While dealing with the potential threat of the coronavirus from a health perspective remains the main priority, Prime Minister Dr Keith Rowley is concerned about the potential financial fallout should the virus linger longer than expected.
“We are a nation that has a very significant reliance on the external markets and the external economy,” said the Prime Minister, who said while certain protocols have been put in place as safeguards should the coronavirus arrive in T&T, he continued to look at the impact the virus had on neighbouring economies which could affect our own.
“There are some bigger issues here for us. As we look at the effect that this threat of the virus is having on the international trading community, we in Trinidad and Tobago have serious exposure,” Dr Rowley said at yesterday’s post-Cabinet press briefing.
“For example, we’ve seen the record collapse of the stock exchange. Don’t think we are not involved in that. The performance of our Heritage Fund is directly impacted by the performance of the stock exchange because that is where that investment largely lies. If the stock exchange is doing well then our earnings are doing well. If the exchange is doing badly for whatever reason, then we have concerns there.”

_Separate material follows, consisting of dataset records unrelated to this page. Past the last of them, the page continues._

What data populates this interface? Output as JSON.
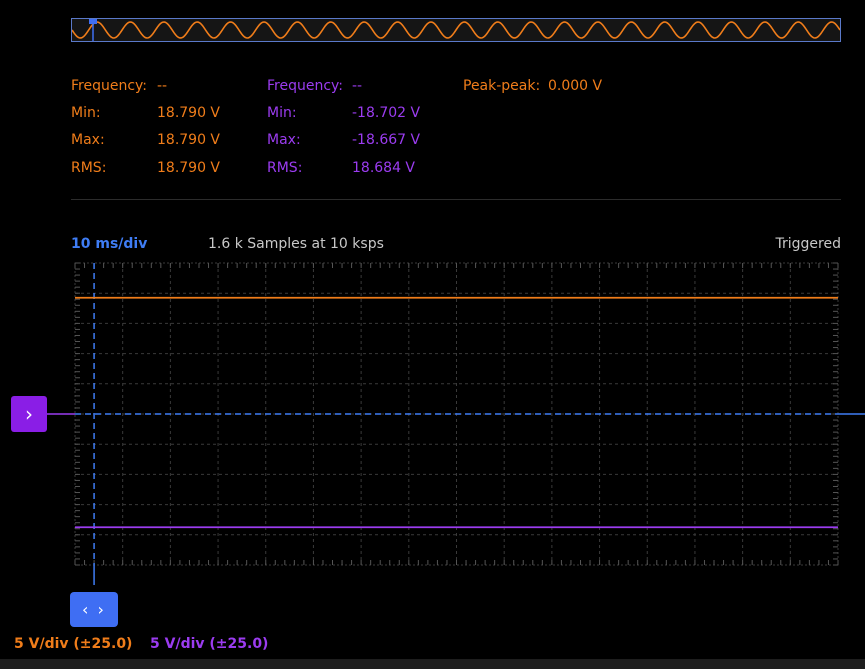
{
  "colors": {
    "ch1": "#f07d1a",
    "ch2": "#9b3cf0",
    "trigger": "#3f7df5",
    "grid": "#3a3a3a",
    "background": "#000000"
  },
  "measurements": {
    "ch1": {
      "frequency_label": "Frequency:",
      "frequency_value": "--",
      "min_label": "Min:",
      "min_value": "18.790 V",
      "max_label": "Max:",
      "max_value": "18.790 V",
      "rms_label": "RMS:",
      "rms_value": "18.790 V"
    },
    "ch2": {
      "frequency_label": "Frequency:",
      "frequency_value": "--",
      "min_label": "Min:",
      "min_value": "-18.702 V",
      "max_label": "Max:",
      "max_value": "-18.667 V",
      "rms_label": "RMS:",
      "rms_value": "18.684 V"
    },
    "peak_peak_label": "Peak-peak:",
    "peak_peak_value": "0.000 V"
  },
  "acquisition": {
    "timebase": "10 ms/div",
    "samples": "1.6 k Samples at 10 ksps",
    "status": "Triggered"
  },
  "traces": {
    "ch1_level_fraction": 0.115,
    "ch2_level_fraction": 0.875,
    "trigger_time_fraction": 0.025,
    "ch_offset_fraction": 0.5
  },
  "channel_marker": {
    "icon": "chevron-right-icon",
    "glyph": "›"
  },
  "time_marker": {
    "icon": "chevron-left-right-icon",
    "glyph": "‹ ›"
  },
  "scales": {
    "ch1": "5 V/div (±25.0)",
    "ch2": "5 V/div (±25.0)"
  }
}
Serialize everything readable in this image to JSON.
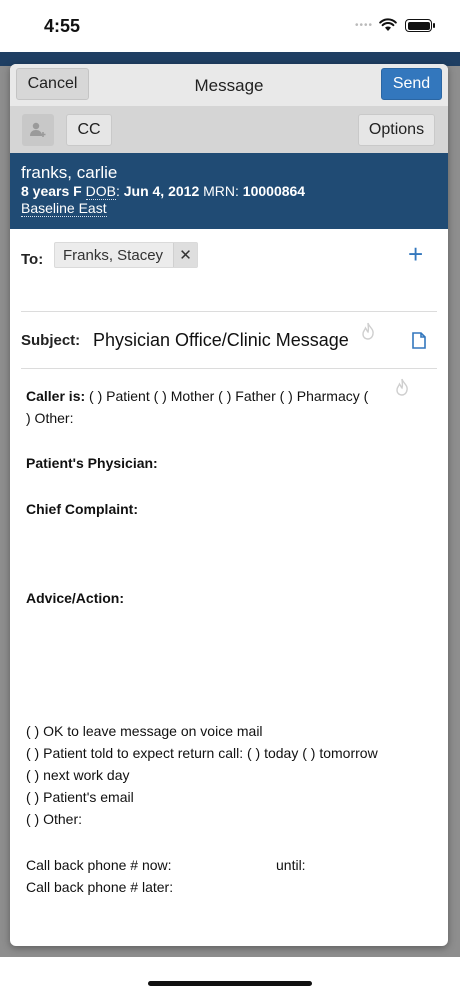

Rowley, who addressed the press briefing before leaving to attend a funeral in his constituency, said the virus could hinder T&T trade and manufacturing sectors.
“We also are trading in products for which the demand is of interest to us because if the demand is not there then the prices of those products that we trade in would fall,” he said.
Some concern was also attached to the performance of the energy sector.
“Yesterday I was looking at the performance in the gas and oil sector and there are some serious developments there largely driven by concerns that the Chinese economy may not be as robust as it was predicted to be,” Rowley said.
While he is hopeful the country can avoid any cases of the virus coming to our shores, he said given the wide diaspora this country has worldwide, there is the possibility that returning nationals will come from affected countries.
“Given the connections that we have and the businesses that we do around the world, it is quite likely that somewhere along the way we could be exposed to persons who are infected being in our border or coming to us as nationals who have every right to return to Trinidad and Tobago.
“We cannot deny access to nationals of Trinidad and Tobago if they choose to return to Trinidad and Tobago and we have certain protocols in place.”